What you have to do:
Line by line, copy out the data that follows.

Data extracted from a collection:
--------------------------------

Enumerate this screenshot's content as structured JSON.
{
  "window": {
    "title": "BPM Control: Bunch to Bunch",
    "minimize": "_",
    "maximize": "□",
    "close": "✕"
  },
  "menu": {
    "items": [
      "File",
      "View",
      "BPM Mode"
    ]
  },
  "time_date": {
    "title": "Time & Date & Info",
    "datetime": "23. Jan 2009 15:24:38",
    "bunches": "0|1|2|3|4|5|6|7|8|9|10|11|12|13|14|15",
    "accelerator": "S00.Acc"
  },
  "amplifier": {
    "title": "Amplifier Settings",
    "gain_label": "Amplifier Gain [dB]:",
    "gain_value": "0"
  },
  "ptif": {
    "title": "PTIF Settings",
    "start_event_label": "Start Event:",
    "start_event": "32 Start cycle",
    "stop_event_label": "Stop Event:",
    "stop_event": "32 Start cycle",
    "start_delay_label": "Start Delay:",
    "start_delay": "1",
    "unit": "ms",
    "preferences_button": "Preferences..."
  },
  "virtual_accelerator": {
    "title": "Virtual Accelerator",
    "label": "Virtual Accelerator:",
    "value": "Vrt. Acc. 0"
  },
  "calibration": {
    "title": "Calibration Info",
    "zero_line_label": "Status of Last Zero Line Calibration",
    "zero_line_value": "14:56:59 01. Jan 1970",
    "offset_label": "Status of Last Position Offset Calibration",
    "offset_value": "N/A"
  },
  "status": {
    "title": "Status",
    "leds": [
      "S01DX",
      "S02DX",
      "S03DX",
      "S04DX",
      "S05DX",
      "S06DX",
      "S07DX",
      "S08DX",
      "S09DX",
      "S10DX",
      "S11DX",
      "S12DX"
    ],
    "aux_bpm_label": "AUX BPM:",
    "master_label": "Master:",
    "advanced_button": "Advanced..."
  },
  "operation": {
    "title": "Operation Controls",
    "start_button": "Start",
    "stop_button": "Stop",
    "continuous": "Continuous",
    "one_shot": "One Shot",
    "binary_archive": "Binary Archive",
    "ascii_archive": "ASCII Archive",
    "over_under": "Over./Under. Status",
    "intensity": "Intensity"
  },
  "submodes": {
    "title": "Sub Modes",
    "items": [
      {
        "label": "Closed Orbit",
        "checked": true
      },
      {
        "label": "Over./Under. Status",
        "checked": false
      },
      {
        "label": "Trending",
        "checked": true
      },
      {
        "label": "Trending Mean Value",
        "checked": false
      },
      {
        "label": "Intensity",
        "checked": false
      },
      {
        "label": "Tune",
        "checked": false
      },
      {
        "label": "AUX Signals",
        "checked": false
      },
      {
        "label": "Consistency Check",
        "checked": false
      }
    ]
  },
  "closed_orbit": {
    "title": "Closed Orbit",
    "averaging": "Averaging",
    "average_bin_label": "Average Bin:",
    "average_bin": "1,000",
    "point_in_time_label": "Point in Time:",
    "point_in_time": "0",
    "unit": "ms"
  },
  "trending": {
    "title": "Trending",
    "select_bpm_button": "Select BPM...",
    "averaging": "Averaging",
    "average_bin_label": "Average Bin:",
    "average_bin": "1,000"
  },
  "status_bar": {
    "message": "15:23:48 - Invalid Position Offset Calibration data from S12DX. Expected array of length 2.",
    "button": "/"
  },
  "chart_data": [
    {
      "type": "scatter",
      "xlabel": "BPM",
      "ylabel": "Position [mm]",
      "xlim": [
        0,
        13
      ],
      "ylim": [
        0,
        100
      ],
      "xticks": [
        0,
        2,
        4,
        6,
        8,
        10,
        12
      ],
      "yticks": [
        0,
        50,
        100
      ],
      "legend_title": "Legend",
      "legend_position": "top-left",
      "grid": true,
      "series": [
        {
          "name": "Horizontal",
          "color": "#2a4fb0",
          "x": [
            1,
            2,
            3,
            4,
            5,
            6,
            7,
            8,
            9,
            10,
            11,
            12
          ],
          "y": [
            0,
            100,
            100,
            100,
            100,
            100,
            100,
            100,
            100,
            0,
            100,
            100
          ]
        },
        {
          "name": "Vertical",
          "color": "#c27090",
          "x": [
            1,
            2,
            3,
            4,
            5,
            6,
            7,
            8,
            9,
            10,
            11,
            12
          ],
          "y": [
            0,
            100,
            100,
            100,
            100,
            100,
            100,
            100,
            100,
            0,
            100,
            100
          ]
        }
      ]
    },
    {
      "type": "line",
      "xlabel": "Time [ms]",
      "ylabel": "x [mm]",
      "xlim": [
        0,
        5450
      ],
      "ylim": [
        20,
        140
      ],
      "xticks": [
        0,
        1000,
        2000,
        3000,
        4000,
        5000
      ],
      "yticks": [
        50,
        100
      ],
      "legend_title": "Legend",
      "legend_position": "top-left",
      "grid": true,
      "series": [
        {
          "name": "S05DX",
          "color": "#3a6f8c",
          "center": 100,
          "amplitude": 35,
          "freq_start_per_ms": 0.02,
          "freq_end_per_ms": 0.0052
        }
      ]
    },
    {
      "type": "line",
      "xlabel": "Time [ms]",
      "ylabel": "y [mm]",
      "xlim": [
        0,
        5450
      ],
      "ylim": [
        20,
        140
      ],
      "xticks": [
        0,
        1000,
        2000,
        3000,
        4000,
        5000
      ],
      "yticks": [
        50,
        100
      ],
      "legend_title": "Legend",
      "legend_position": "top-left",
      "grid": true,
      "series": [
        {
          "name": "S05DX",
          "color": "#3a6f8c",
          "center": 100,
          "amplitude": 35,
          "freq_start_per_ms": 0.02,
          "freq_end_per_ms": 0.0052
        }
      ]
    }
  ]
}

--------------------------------

Solution to this exercise:
Enumerate this screenshot's content as structured JSON.
{
  "window": {
    "title": "BPM Control: Bunch to Bunch",
    "minimize": "_",
    "maximize": "□",
    "close": "✕"
  },
  "menu": {
    "items": [
      "File",
      "View",
      "BPM Mode"
    ]
  },
  "time_date": {
    "title": "Time & Date & Info",
    "datetime": "23. Jan 2009 15:24:38",
    "bunches": "0|1|2|3|4|5|6|7|8|9|10|11|12|13|14|15",
    "accelerator": "S00.Acc"
  },
  "amplifier": {
    "title": "Amplifier Settings",
    "gain_label": "Amplifier Gain [dB]:",
    "gain_value": "0"
  },
  "ptif": {
    "title": "PTIF Settings",
    "start_event_label": "Start Event:",
    "start_event": "32 Start cycle",
    "stop_event_label": "Stop Event:",
    "stop_event": "32 Start cycle",
    "start_delay_label": "Start Delay:",
    "start_delay": "1",
    "unit": "ms",
    "preferences_button": "Preferences..."
  },
  "virtual_accelerator": {
    "title": "Virtual Accelerator",
    "label": "Virtual Accelerator:",
    "value": "Vrt. Acc. 0"
  },
  "calibration": {
    "title": "Calibration Info",
    "zero_line_label": "Status of Last Zero Line Calibration",
    "zero_line_value": "14:56:59 01. Jan 1970",
    "offset_label": "Status of Last Position Offset Calibration",
    "offset_value": "N/A"
  },
  "status": {
    "title": "Status",
    "leds": [
      "S01DX",
      "S02DX",
      "S03DX",
      "S04DX",
      "S05DX",
      "S06DX",
      "S07DX",
      "S08DX",
      "S09DX",
      "S10DX",
      "S11DX",
      "S12DX"
    ],
    "aux_bpm_label": "AUX BPM:",
    "master_label": "Master:",
    "advanced_button": "Advanced..."
  },
  "operation": {
    "title": "Operation Controls",
    "start_button": "Start",
    "stop_button": "Stop",
    "continuous": "Continuous",
    "one_shot": "One Shot",
    "binary_archive": "Binary Archive",
    "ascii_archive": "ASCII Archive",
    "over_under": "Over./Under. Status",
    "intensity": "Intensity"
  },
  "submodes": {
    "title": "Sub Modes",
    "items": [
      {
        "label": "Closed Orbit",
        "checked": true
      },
      {
        "label": "Over./Under. Status",
        "checked": false
      },
      {
        "label": "Trending",
        "checked": true
      },
      {
        "label": "Trending Mean Value",
        "checked": false
      },
      {
        "label": "Intensity",
        "checked": false
      },
      {
        "label": "Tune",
        "checked": false
      },
      {
        "label": "AUX Signals",
        "checked": false
      },
      {
        "label": "Consistency Check",
        "checked": false
      }
    ]
  },
  "closed_orbit": {
    "title": "Closed Orbit",
    "averaging": "Averaging",
    "average_bin_label": "Average Bin:",
    "average_bin": "1,000",
    "point_in_time_label": "Point in Time:",
    "point_in_time": "0",
    "unit": "ms"
  },
  "trending": {
    "title": "Trending",
    "select_bpm_button": "Select BPM...",
    "averaging": "Averaging",
    "average_bin_label": "Average Bin:",
    "average_bin": "1,000"
  },
  "status_bar": {
    "message": "15:23:48 - Invalid Position Offset Calibration data from S12DX. Expected array of length 2.",
    "button": "/"
  },
  "chart_data": [
    {
      "type": "scatter",
      "xlabel": "BPM",
      "ylabel": "Position [mm]",
      "xlim": [
        0,
        13
      ],
      "ylim": [
        0,
        100
      ],
      "xticks": [
        0,
        2,
        4,
        6,
        8,
        10,
        12
      ],
      "yticks": [
        0,
        50,
        100
      ],
      "legend_title": "Legend",
      "legend_position": "top-left",
      "grid": true,
      "series": [
        {
          "name": "Horizontal",
          "color": "#2a4fb0",
          "x": [
            1,
            2,
            3,
            4,
            5,
            6,
            7,
            8,
            9,
            10,
            11,
            12
          ],
          "y": [
            0,
            100,
            100,
            100,
            100,
            100,
            100,
            100,
            100,
            0,
            100,
            100
          ]
        },
        {
          "name": "Vertical",
          "color": "#c27090",
          "x": [
            1,
            2,
            3,
            4,
            5,
            6,
            7,
            8,
            9,
            10,
            11,
            12
          ],
          "y": [
            0,
            100,
            100,
            100,
            100,
            100,
            100,
            100,
            100,
            0,
            100,
            100
          ]
        }
      ]
    },
    {
      "type": "line",
      "xlabel": "Time [ms]",
      "ylabel": "x [mm]",
      "xlim": [
        0,
        5450
      ],
      "ylim": [
        20,
        140
      ],
      "xticks": [
        0,
        1000,
        2000,
        3000,
        4000,
        5000
      ],
      "yticks": [
        50,
        100
      ],
      "legend_title": "Legend",
      "legend_position": "top-left",
      "grid": true,
      "series": [
        {
          "name": "S05DX",
          "color": "#3a6f8c",
          "center": 100,
          "amplitude": 35,
          "freq_start_per_ms": 0.02,
          "freq_end_per_ms": 0.0052
        }
      ]
    },
    {
      "type": "line",
      "xlabel": "Time [ms]",
      "ylabel": "y [mm]",
      "xlim": [
        0,
        5450
      ],
      "ylim": [
        20,
        140
      ],
      "xticks": [
        0,
        1000,
        2000,
        3000,
        4000,
        5000
      ],
      "yticks": [
        50,
        100
      ],
      "legend_title": "Legend",
      "legend_position": "top-left",
      "grid": true,
      "series": [
        {
          "name": "S05DX",
          "color": "#3a6f8c",
          "center": 100,
          "amplitude": 35,
          "freq_start_per_ms": 0.02,
          "freq_end_per_ms": 0.0052
        }
      ]
    }
  ]
}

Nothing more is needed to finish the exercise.